Tax Year End Tips – Things to Do Before 5th April11/03/2023 - 7 minutes read
Tax year-end tips is a frequently asked question these days with less than a month to go before the end of the tax year.
In this article about tax year-end tips, you can read about all the use it or list allowances.
Use your ISA allowances
Every tax year you can put money into one of each kind of ISA. The tax year runs from 6 April to 5 April.
You can save up to £20,000 in one type of account or split the allowance across some or all of the other types.
You can only pay £4,000 into your Lifetime ISA in a tax year.
You could save £15,000 in a cash ISA, £2,000 in a stocks and shares ISA and £3,000 in an innovative finance ISA in one tax year.
You could save £11,000 in a cash ISA, £2,000 in a stocks and shares ISA, £3,000 in an innovative finance ISA and £4,000 in a Lifetime ISA in one tax year.
Your ISAs will not close when the tax year finishes. You’ll keep your savings on a tax-free basis for as long as you keep the money in your ISA accounts.
What you can include in your ISAs
Cash ISAs can include:
- – savings in bank and building society accounts
- – some National Savings and Investments products
Stocks and shares ISAs can include:
- – shares in companies
- – unit trusts and investment funds
- – corporate bonds
- – government bonds
You cannot transfer any non-ISA shares you already own into an ISA unless they’re from an employee share scheme.
Take advantage of tax-free pension contributions
The standard amount that an individual can set aside tax-free each year for a pension is £40,000 – and any unused relief in the prior three tax years can be brought forward. There is also a lifetime limit of £1,073,100 which is frozen until the 2025/26 tax year.
Taxpayers close to the limit should take advice on contribution levels and tax year-end tips, as exceeding the available allowance will mean a tax charge will arise.
Qualifying taxpayers who don’t receive full tax relief at source should disclose their contributions in their annual tax return to receive a rebate at their marginal rate.
The government will usually add money to your workplace pension in the form of tax relief if both of the following apply:
- – you pay Income Tax
- – you pay into a personal pension or workplace pension
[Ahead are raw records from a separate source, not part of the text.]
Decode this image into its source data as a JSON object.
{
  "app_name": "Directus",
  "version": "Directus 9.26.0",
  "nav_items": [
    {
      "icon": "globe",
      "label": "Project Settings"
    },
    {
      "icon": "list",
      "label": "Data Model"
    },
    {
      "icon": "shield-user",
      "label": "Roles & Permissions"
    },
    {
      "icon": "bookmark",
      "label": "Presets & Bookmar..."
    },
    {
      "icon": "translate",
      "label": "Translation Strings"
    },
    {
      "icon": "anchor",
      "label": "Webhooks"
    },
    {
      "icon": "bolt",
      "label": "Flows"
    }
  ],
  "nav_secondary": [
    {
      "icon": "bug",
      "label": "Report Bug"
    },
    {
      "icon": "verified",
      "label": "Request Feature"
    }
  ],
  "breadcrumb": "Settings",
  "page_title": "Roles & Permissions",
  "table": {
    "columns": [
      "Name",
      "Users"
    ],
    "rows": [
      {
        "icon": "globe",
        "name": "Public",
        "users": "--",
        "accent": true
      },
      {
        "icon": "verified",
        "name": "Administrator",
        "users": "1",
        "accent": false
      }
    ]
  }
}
Even if you do not pay Income Tax, you’ll still get an additional payment if your pension scheme uses ‘relief at source’ to add money to your pension pot.
Make gifts to use annual inheritance tax allowances
Reducing the value of the part of your estate that is above the nil rate band (£325,000) will reduce the inheritance tax (IHT) payable when you die.
Our tax year-end tips are that you should consider giving assets you do not need to other family members now. Gifts to a spouse or civil partner to enable them to use up their nil rate band are tax-free and gifts to other family members can also be tax-efficient over time.
Most lifetime gifts to individuals that are not covered by a lifetime exemption do not immediately trigger IHT and become totally exempt if you survive for seven years. Whilst the gift remains in your estate, the rate of IHT applied to it on death (40%) reduces each year depending on how many years you survive after making the gift.
You can give away up to £3,000 worth of gifts a year plus £250 to as many individuals as you like in a year and £5,000 to your children on their marriage.
In the 2019 to 2020 tax year, Mark gave £2,000 to his daughter Jane. If he died within 7 years of the gift, this would use £2,000 of his annual exemption.
In the following 2020 to 2021 tax year, Mark gave £4,000 to his other daughter Sarah. If Mark died within 7 years of the gift, this would use his annual exemption of £3,000 plus the £1,000 of annual exemption left over from the previous tax year.
Even if Mark dies within 7 years of giving these gifts, there’s no Inheritance Tax to pay.
What counts as a gift
- – money
- – household and personal goods, for example, furniture, jewellery or antiques
- – a house, land or buildings
- – stocks and shares listed on the London Stock Exchange
- – unlisted shares you held for less than 2 years before your death
A gift can also include any money you lose when you sell something for less than it’s worth. For example, if you sell your house to your child for less than its market value, the difference in value counts as a gift.
Anything you leave in your will does not count as a gift but is part of your estate. Your estate is all your money, property and possessions left when you die. The value of your estate will be used to work out if Inheritance Tax needs to be paid.
How can MCL Accountants help with tax year-end tips?
Contact MCL Accountants on 01702 593 029 if you would like to learn more tax year-end tips & things you should do before 5th April or if you need any assistance with the preparation and submission of your business accounts or self-assessment tax returns to HMRC.